|Photo by Anne Fishbein|
It’s a terrible — and telling — moment when, squeezing into your place along the banquette, your butt manages to tip two big drinks onto your dining companion’s lap. Your companion isn’t happy, but rapidly rallies, through friendship, into forgiveness. What is also telling, of course, is how the restaurant staff responds — and at the elegant new Table 8 the other night, they did so with humor, lightness, reassurance and efficiency, as if they actually enjoyed the opportunity to be of particular service. Everything, soaked or not, was swiftly replaced: new tablecloths and full new drinks, a whole new plank of warm sourdough bread. By the time order was fully restored, we were pretty much in love with the place.
Which was not what I had anticipated. The first time I visited Table 8, it was just three weeks old. I was part of a large party, several members of whom were friends and champions of the chef. This, I assumed, would probably get us special treatment. But the kitchen was slow, the staff was not on top of things, and the ambitious Cal-French food was under-realized and underwhelming, full of little mistakes — overcooked this, under-seasoned that. If this was special treatment, pity the common customer.

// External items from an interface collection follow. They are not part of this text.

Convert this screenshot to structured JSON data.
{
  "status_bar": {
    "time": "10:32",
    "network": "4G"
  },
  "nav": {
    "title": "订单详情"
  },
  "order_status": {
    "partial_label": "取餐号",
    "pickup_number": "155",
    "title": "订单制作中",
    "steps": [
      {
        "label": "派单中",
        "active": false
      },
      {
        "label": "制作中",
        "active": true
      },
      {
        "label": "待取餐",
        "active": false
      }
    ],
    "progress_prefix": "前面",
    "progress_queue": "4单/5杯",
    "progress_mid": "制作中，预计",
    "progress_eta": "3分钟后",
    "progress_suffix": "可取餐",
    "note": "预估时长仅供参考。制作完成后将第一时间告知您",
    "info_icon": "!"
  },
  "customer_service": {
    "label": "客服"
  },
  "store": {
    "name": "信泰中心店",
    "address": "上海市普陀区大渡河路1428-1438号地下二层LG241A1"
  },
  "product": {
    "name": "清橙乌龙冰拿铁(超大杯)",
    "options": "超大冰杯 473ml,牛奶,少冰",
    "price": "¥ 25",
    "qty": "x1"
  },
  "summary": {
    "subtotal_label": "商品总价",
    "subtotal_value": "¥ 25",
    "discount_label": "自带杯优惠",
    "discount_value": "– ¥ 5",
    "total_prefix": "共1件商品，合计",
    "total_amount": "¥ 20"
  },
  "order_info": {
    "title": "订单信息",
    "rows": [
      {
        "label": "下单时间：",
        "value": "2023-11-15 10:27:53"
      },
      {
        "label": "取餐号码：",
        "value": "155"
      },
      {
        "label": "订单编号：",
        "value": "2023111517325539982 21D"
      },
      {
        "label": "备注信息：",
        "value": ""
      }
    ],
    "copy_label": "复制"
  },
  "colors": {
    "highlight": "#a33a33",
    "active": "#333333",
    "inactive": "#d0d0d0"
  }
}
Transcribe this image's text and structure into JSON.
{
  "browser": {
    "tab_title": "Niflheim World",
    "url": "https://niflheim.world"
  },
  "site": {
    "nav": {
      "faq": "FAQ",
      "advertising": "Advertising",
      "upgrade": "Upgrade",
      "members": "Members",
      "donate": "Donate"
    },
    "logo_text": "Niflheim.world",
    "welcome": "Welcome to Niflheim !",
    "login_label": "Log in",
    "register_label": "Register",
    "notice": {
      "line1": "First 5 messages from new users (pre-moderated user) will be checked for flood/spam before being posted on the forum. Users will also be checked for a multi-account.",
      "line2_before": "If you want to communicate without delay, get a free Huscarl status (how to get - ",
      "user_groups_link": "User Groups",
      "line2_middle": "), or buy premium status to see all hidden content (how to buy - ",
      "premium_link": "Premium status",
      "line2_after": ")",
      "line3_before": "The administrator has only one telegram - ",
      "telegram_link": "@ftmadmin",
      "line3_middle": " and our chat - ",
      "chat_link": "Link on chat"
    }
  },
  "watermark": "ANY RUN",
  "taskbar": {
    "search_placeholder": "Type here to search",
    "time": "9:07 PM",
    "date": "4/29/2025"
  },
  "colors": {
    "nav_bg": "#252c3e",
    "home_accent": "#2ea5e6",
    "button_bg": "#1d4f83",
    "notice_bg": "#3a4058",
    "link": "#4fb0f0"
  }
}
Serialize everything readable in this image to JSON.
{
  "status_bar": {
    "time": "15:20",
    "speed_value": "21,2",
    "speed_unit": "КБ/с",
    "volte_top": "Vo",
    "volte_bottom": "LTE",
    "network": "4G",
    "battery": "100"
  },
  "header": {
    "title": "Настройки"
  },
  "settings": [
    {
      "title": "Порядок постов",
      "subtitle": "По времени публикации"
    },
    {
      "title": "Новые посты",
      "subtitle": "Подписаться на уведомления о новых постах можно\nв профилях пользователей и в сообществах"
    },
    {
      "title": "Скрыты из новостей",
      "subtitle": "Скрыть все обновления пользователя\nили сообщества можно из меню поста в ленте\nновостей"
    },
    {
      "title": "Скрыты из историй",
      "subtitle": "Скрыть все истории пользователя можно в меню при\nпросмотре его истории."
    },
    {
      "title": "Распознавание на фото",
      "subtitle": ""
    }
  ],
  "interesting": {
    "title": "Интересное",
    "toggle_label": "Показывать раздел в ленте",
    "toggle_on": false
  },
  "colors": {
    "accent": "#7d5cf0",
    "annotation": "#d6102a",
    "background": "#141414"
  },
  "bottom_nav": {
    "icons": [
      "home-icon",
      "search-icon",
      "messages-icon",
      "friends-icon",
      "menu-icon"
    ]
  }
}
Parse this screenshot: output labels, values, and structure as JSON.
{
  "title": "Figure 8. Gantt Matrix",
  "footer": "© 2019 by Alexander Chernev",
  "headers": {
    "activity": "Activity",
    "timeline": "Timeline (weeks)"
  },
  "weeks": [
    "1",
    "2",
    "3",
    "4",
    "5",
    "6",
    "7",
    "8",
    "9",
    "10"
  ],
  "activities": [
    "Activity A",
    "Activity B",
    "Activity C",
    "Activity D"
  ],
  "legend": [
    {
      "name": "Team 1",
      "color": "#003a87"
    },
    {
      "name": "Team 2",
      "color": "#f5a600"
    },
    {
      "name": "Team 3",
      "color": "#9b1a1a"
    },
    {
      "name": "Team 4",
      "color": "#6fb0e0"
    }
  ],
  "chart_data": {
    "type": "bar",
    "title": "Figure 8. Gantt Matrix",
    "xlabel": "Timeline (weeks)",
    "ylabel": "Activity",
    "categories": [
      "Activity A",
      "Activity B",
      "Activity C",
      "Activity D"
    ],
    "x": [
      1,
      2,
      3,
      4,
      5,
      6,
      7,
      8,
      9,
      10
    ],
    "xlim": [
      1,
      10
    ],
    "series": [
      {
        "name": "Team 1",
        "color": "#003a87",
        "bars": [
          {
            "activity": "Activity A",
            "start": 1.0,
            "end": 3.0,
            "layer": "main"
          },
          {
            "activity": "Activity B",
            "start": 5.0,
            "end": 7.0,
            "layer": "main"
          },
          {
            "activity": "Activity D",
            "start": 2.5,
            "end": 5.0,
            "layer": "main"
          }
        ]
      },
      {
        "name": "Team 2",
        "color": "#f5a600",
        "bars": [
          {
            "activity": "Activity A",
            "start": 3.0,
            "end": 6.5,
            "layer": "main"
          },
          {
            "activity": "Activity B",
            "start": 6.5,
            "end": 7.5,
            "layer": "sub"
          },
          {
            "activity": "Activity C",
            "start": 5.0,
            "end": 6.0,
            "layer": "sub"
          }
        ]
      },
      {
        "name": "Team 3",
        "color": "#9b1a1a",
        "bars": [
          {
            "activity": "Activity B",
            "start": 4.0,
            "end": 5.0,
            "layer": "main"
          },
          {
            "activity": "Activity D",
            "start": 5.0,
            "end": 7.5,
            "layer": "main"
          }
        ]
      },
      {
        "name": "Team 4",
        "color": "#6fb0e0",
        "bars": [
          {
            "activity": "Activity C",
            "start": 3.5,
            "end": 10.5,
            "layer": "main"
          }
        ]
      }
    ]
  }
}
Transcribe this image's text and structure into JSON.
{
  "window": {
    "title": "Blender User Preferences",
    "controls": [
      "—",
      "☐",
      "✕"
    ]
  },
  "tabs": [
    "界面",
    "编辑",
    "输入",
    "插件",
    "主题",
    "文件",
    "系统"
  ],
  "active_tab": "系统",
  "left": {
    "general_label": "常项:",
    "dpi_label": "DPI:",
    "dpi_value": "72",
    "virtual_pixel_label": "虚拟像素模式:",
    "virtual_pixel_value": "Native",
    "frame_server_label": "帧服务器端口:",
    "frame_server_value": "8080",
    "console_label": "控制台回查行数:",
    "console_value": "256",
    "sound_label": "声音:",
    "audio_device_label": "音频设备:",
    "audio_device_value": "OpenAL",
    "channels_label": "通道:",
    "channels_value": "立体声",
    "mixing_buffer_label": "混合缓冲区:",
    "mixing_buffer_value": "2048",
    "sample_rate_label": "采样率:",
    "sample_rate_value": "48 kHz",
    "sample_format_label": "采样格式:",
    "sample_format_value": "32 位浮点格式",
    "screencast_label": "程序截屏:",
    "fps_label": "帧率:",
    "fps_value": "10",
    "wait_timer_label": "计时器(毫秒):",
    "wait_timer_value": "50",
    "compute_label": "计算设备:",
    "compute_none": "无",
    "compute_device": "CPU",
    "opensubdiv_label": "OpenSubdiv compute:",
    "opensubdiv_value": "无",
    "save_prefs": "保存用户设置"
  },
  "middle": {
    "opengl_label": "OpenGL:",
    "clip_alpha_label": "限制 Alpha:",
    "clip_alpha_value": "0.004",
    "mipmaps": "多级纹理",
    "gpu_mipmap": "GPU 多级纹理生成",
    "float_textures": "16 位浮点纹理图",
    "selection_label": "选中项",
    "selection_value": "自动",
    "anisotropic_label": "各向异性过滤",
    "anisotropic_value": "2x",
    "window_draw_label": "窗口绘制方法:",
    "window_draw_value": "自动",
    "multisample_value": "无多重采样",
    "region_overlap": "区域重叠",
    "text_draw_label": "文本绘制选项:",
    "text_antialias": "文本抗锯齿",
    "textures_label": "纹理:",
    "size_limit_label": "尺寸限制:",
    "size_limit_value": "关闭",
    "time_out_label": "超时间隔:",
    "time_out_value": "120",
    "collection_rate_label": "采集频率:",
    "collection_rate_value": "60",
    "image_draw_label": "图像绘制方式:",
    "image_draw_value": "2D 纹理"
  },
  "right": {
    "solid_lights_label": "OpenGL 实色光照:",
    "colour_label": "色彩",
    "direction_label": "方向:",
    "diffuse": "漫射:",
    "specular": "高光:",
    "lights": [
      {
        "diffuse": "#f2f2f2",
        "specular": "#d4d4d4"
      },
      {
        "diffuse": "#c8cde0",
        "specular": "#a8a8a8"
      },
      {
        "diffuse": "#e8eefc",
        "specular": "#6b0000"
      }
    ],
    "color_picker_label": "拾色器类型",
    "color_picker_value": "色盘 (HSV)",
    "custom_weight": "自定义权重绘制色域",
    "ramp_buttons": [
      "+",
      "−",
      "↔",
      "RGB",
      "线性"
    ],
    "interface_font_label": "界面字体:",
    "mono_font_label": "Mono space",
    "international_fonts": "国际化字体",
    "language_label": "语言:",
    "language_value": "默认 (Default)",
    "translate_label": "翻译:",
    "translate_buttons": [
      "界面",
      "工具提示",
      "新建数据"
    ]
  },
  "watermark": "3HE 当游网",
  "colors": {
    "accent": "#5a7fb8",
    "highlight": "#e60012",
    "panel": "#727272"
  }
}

Chef-owner Govind Armstrong had previously been at the beautiful but short-lived Chadwick in Beverly Hills with Benjamin Ford, and what disappointed me in that restaurant — very high prices and a lackluster treatment of fabulous ingredients — I feared would prove true here as well. Table 8, I thought — quite mistakenly — was going to be one more club-style restaurant focused on becoming a scene rather than on serious, professionally cooked food. I was not alone in this assessment.
“Throughout the meal I could hear the gong,” one person said of that evening. “That low, steady, depressing gong of failure.”
How wrong we were. Now, two and a half months later, Table 8 is up and running like clockwork, the food is terrific, the clientele mixed and lively — all of which proves how important it is to give new places several chances.
Table 8 — named for the table number at Chadwick where the owners met — is located in the space that was formerly Bouchon, a yellow-walled Lyonnaise bistro crammed with tables, chairs and photographs of horses. Bouchon’s hanging opaque glass lamps remain, as does the dark-wood bar. Otherwise, the space is now sleek, sophisticated, a little formal, even a touch austere. A warm beige predominates; light behind the banquettes is diffused by textured plexiglass screens. The noise level is beautifully inoffensive. The atmosphere is not as stiff as Sona’s or as clattery and close as AOC’s or quite as grand as Grace’s. It’s bustling, though, and civilized, and thanks to the professional, good-humored wait staff, an easy and enjoyable place to be.
The food, as it came from the kitchen, had the unmistakable aura of skill and competence, starting with a simple oak leaf salad with beets and feta cheese that glistened with excellent oil and the fine filigree crunch of good sea salt — small touches that add up.
Scallops, sweet and firm and lightly cooked, were perched on a cauliflower mash whose soft pithiness was punctuated with the pleasurable grittiness of buttery toasted bread crumbs — delicious. A Dungeness crab fritter was not your standard crab cake, but more a thin pancake, crisped on its edges, the moist crab interspersed with slippery crepes and served with a dollop of rich mayonnaise and a bracing, salty mixed herb salad — great balance.
Entrées were as intelligently put together. New Zealand venison, cooked medium rare as per the chef’s choice, was a double chop sliced into two after grilling. So it was crusty and charred on the outside while dense, ruddy and juicy within. Meaty, not gamy, lean yet incredibly flavorful, it was possibly the tastiest, clearest venison I’ve eaten. Mashed root vegetables — carrots and parsnips — picked up the sweetness of the meat, and savory cabbage was so nicely braised, it was both browned and crisped, bright green and tender.
As testimony to the chef’s range, his fluke, a delicate white flounder-type flatfish, came as carefully composed as the venison, but from a completely different angle. While the venison was wintry and hearty, the delicacy and subtlety of the fish was accentuated by a layer of braised leeks and a bed of soft rectangular potato gnocchi as white and almost as fluffy as clouds. Tiny cubes of deeply seasoned celeriac scattered around this construction added sharp, tasty hints of intense, salty celery flavor — and a break in the subtlety. The liveliness and play of the food, the smart attentions paid to small details accumulate. Add the excellent service, the pretty room, and Table 8 is — against my expectations — an undeniable hit.
Sometimes, it’s a pleasure to be proven wrong.
Table 8, 7661 Melrose Ave., Los Angeles, (323) 782-8258. Dinner Mon.–Thurs., 6–10:30 p.m.; Fri.–Sat., 6–11 p.m. Full bar. Takeout. Valet parking. Entrées, $18–$27. AE, DC, MC, V.